I wasn’t thinking about Palm Sunday when I sat down to watch Wild, Wild, Country in the morning. But. Oh. My goodness. People. Watch. Wild. Wild. Country. It is a microcosm of the power-struggle at the heart of the Palm Sunday story. It is about a rogue spiritual leader, his unruly following, and the challenge they pose to the State. It is the specific story of a group of people who follow a cult leader and move to a small Oregonian town. But that story is just an entree into a deep and riveting exploration of power dynamics in modern-day America. Wild, Wild Country is about freedom, religion, democracy, and most importantly, what happens to an Empire when its status-quo is challenged.
The most compelling part of “Wild, Wild Country” is the questions it raises. To what degree are we different or the same? What’s more important – tradition or change? How much dissent can the State allow?
3) Palm Sunday directly challenged the credibility of Roman Emperor.
Watching Stormy Daniels talk about spanking the President with a magazine in his own image is as close my 21st century self is going to get to watching Jesus riding an ass through a crowd of poor people.
Sure, it was uncouth.
Sure, it was vulgar.
Palm Sunday parade was likely considered uncouth in its day as well. The power behind, it, however, was that it used the very structure of the Emperor’s parade to lay bare the truth of his corruption. If a World Wrestling Federation slum lord real estate tycoon who loves mainstream TV is our Emperor, then porn star Stormy Daniels is the ONLY person with the power expose his corruption. And expose him she did.
It may not seem like a big deal. People say that Americans already knew he was a womanizer; they say the administration is so corrupt and no matter how many times it’s been said they just continue.

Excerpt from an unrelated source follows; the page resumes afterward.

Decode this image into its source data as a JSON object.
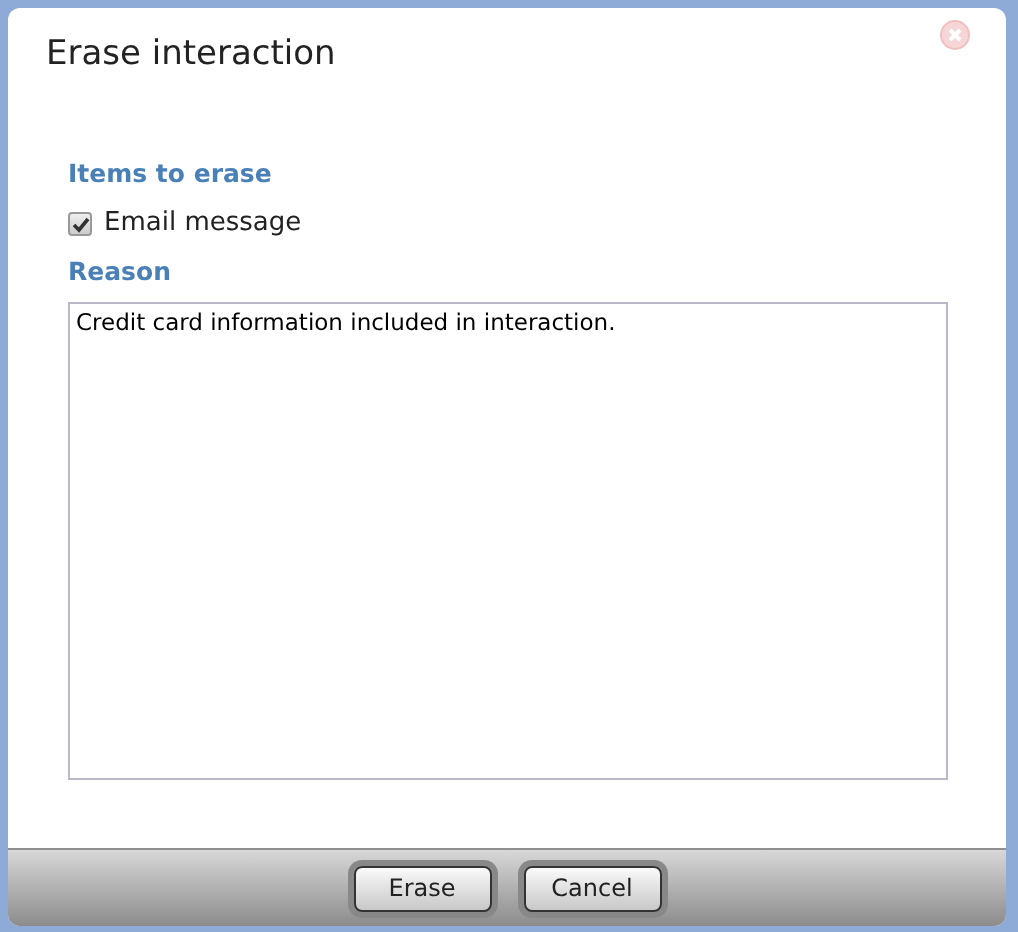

To me, however, Stormy Daniels is fucking hero. In her own words, she’s not a feminist, and she’s not a victim. Yes, I cheered – now the people who dismiss the feminists and the victims will hear her. Stormy Daniels is a sex worker from Mississippi who shops at WalMart. Yes, I cheered – she’s a “real” Americans and it’s the “real” Americans who need to listen to her. Stormy doesn’t care about election scandals, or Russian intervention – she cares about being called a liar. Yes, I cheered – this woman is it! This is about honor.
We all know the Emperor isn’t wearing any clothes. But Stormy Daniels is the only person who can tell us what he looks like without his clothes. And she did. There is a sad simplicity to the truth she lays bare. Donald Trump is a liar, and a womanizer, and a bad fuck. I can’t help but think the Historical Jesus – or at least Mary Magdalene – would approve of the disrobing.
I’m not sure that my non-Christian Palm Sunday was a fitting observance of the Holy Day. But I did participate in a seemingly small demonstration that questioned cultural norms, listened to (er- binge-watched) a sermon that exposed and critiqued the power dynamics of our modern State, and watched a deplorable challenge our modern day Emperor by wielding the truth. All in all, it was a good day.